Business Unity South Africa (Busa) plans to approach the high court for more clarity on the introduction of a compulsory Covid-19 vaccine mandate by South African companies.
Busa wants a declarative order to help employers and employees understand exactly what the law allows in terms of imposing a mandatory vaccine.
Busa CEO Cas Coovadia said while companies could introduce mandatory vaccinations, they had to apply for an explicit permit and could not force staff to vaccinate.
Employers will also have to find alternative positions for staff who cannot be vaccinated for health reasons.
Coovadia said the demand for vaccinations is expected to increase significantly by the end of the year.
Busa’s legal bid comes after the University of Cape Town (UCT), Wits and Rhodes announced plans to introduce mandatory immunisation policies for students and staff.
Other major employers, such as Discovery and Curro, have also indicated they may introduce mandatory vaccinations for staff.

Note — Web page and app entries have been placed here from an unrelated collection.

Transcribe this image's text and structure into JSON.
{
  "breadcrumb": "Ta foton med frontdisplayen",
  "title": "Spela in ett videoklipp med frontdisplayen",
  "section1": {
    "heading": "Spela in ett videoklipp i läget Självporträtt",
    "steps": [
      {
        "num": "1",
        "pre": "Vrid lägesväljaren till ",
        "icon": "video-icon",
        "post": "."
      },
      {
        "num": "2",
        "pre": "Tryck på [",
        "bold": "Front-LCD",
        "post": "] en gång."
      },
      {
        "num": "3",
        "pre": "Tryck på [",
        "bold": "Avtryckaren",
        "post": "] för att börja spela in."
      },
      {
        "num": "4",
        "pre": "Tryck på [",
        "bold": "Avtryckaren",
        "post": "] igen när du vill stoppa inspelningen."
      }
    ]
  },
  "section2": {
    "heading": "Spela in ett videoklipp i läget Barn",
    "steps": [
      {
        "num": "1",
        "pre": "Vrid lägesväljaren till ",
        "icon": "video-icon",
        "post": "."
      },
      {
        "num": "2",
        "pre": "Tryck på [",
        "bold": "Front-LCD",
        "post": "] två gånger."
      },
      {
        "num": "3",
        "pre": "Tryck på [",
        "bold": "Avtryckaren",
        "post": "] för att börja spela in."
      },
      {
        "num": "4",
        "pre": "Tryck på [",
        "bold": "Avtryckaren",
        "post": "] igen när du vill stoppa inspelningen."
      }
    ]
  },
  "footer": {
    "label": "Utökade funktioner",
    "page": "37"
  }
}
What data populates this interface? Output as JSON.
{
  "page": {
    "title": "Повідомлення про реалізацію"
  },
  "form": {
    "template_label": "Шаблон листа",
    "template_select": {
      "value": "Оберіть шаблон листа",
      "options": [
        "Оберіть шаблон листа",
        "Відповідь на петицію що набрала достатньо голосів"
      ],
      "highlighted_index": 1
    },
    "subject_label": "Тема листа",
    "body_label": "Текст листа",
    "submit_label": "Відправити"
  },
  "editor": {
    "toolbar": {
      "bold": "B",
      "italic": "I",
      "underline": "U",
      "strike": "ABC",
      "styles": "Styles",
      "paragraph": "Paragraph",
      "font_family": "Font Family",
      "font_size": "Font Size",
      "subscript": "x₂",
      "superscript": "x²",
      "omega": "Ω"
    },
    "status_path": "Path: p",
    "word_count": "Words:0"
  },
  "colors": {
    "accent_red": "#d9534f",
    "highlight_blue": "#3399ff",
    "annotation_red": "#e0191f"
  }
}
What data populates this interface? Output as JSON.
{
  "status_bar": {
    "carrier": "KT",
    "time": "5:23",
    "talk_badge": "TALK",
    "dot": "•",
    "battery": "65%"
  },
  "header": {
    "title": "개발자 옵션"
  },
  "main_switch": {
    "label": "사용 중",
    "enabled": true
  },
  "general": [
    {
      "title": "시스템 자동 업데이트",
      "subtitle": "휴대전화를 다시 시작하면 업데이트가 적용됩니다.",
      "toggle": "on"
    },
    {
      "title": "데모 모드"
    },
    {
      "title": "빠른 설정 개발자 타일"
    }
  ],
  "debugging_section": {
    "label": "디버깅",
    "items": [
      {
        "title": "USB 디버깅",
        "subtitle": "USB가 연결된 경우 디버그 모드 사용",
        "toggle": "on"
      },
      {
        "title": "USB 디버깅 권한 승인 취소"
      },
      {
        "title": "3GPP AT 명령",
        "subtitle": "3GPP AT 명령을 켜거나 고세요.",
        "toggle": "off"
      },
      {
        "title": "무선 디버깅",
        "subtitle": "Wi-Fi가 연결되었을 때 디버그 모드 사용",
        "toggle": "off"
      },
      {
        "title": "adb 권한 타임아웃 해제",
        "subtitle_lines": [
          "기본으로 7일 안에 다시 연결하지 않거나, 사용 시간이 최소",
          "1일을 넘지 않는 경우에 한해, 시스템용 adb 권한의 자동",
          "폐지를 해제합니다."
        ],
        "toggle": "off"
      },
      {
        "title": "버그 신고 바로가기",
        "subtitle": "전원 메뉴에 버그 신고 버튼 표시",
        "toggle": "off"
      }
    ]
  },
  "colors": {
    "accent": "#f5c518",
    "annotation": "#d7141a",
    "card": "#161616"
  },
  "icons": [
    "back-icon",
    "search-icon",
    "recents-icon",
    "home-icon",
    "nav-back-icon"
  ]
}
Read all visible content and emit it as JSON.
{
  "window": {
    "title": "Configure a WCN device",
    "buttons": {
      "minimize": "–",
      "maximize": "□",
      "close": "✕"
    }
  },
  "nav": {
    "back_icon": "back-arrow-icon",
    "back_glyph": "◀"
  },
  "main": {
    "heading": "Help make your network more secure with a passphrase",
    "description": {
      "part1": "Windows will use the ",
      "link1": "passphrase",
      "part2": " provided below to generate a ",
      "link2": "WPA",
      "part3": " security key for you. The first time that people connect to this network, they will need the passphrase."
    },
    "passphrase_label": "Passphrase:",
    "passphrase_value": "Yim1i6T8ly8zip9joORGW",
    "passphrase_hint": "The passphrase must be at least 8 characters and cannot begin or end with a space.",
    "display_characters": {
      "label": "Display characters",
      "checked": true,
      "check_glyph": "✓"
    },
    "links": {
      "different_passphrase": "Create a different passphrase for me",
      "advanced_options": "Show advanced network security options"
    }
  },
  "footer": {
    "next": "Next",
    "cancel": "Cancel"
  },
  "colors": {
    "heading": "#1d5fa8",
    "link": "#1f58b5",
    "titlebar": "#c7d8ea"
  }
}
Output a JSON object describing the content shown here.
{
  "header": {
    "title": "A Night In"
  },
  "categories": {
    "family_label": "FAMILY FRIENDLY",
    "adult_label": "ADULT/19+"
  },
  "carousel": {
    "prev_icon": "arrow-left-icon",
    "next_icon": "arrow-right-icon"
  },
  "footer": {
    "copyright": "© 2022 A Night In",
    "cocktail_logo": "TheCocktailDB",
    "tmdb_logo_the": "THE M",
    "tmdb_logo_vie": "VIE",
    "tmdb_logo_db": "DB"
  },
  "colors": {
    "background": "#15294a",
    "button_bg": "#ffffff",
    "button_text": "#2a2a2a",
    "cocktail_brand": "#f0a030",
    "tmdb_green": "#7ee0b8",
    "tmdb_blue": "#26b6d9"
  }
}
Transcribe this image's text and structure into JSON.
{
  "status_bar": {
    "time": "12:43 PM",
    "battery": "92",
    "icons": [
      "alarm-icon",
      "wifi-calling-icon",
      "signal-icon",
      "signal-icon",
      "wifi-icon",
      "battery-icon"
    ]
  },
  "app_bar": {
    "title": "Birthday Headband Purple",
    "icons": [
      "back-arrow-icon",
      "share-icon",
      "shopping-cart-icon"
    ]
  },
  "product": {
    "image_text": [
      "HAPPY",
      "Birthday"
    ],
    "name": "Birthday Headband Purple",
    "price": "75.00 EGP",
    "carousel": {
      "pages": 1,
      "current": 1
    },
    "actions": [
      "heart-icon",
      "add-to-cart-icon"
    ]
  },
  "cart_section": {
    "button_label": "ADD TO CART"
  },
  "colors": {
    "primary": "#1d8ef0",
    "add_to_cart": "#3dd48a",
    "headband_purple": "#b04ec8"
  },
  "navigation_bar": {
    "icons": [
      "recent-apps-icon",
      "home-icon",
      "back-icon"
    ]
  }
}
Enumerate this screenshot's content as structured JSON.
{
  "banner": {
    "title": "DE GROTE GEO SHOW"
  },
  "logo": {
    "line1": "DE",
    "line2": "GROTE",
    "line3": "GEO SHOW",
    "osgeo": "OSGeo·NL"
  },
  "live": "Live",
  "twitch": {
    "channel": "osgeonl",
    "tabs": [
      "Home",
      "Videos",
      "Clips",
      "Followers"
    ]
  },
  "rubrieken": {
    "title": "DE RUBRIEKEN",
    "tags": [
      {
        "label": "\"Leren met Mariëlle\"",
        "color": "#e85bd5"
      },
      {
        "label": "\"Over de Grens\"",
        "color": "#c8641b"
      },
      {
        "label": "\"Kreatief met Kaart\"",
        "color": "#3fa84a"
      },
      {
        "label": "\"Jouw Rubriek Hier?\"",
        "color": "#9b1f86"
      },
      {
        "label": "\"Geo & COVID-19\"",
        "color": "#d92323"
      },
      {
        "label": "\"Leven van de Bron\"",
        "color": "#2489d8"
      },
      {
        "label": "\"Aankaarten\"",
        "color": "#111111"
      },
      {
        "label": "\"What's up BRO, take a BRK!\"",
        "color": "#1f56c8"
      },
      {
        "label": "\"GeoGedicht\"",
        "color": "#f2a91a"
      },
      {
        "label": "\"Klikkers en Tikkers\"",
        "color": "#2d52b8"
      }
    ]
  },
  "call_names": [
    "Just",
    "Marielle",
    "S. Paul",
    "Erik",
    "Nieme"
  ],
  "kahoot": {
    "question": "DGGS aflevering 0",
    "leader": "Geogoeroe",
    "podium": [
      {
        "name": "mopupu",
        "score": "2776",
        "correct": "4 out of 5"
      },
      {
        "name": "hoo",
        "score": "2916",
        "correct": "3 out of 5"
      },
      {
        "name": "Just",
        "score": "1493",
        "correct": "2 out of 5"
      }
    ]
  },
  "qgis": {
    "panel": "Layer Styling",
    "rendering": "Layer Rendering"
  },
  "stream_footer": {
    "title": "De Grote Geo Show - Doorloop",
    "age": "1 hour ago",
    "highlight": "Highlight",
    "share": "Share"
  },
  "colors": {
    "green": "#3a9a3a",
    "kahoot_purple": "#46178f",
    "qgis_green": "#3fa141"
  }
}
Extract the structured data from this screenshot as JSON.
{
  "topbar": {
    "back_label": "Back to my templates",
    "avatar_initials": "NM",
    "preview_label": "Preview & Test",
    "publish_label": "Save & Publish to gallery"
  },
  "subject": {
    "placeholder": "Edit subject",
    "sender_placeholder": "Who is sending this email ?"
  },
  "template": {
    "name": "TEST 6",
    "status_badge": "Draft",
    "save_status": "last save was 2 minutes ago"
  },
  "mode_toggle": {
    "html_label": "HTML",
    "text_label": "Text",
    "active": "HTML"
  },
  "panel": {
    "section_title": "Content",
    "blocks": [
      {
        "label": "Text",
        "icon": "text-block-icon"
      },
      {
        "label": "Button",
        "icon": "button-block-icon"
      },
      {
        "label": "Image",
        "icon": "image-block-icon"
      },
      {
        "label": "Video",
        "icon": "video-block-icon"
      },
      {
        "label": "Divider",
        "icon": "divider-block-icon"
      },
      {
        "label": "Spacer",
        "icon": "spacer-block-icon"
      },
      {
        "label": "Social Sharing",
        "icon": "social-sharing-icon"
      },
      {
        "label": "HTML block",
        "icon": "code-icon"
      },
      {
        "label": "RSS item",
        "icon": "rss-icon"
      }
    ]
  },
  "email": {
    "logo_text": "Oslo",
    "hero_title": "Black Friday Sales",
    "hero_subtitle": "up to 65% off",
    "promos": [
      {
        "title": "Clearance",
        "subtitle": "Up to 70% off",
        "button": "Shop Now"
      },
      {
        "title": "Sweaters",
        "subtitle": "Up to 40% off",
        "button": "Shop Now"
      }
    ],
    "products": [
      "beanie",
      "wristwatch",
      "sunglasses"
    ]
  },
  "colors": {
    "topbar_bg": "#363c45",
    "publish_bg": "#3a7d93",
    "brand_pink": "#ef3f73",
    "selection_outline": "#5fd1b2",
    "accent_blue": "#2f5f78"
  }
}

Discovery has gone as far as blocking entry into its premises to unvaccinated visitors.
Law firm Webber Wenzel has filed papers to clarify issues like blocking the entry of unvaccinated employees and visitors.
The company said there is currently no law requiring all South Africans to be vaccinated, and inoculation remains an option, not a requirement.
Vaccine hesitancy grows
According to the World Health Organization, vaccine hesitancy is growing and becoming one of the major threats to global health.
The GNH Happiness Index, which gauges public sentiment using tweets, found the global positive attitude around vaccines is on a downward trend and has decreased by more than 8% from 1 February 2021 until 1 August 2021.
While analysis for South Africa is still ongoing, the team found negative emotions on the subject were directed more towards the rollout process than the vaccine itself.
People still fear the vaccine and fake news plays a role, but the procurement of the vaccine and corruption-related was feuling vaccine hesitancy.
Some examples of negative tweets:
- “With an incompetent government, a Minister of Health without a medical degree, NDZs dictatorial tendencies &; a rural population still totally unaware of what a pandemic is added to a vaccine shortage, we are doomed”
- “We are bored about 1) corruption 2) poor vaccine strategy 3) terrible national government 4) incompetent cabinet 5) stealing during a pandemic!”
The results were similar in other countries.
“The decreasing trend in the positive attitude is not only related to a negative attitude towards the vaccine itself but also due to other factors,” said Prof Talita Greyling from the University of Johannesburg.
In the European countries, restrictions that limit the freedom of the unvaccinated also played a role in decreasing positive attitudes.
Policymakers need to address these factors if they want to change attitudes
- People still fear the side-effects of the vaccine, therefore it is of utmost importance to continue informing people about the vaccine to build trust.
- It seems that people are weighing up the benefits of being vaccinated and complying with regulations to curb the spread of the disease. Those feeling at risk to contract Covid-19 and are unwilling to comply, opt to be vaccinated.
- Dissatisfaction with governments handling of the vaccine rollout and in the Northern hemispheres, limiting the freedom of those not vaccinated, plays a big role in decreasing the positive attitude towards vaccines.
- The more liberal the vaccine policies and the more groups allowed to be vaccinated, the more positive the attitudes towards vaccines.
- A decrease in the number of Covid cases increases the attitude towards the vaccine.
- An increase in the number of vaccines administered increases the positive attitude.
- Addressing fake news and messages by anti-vaxxers on social media increases positive attitudes towards vaccines.
Compiled by Narissa Subramoney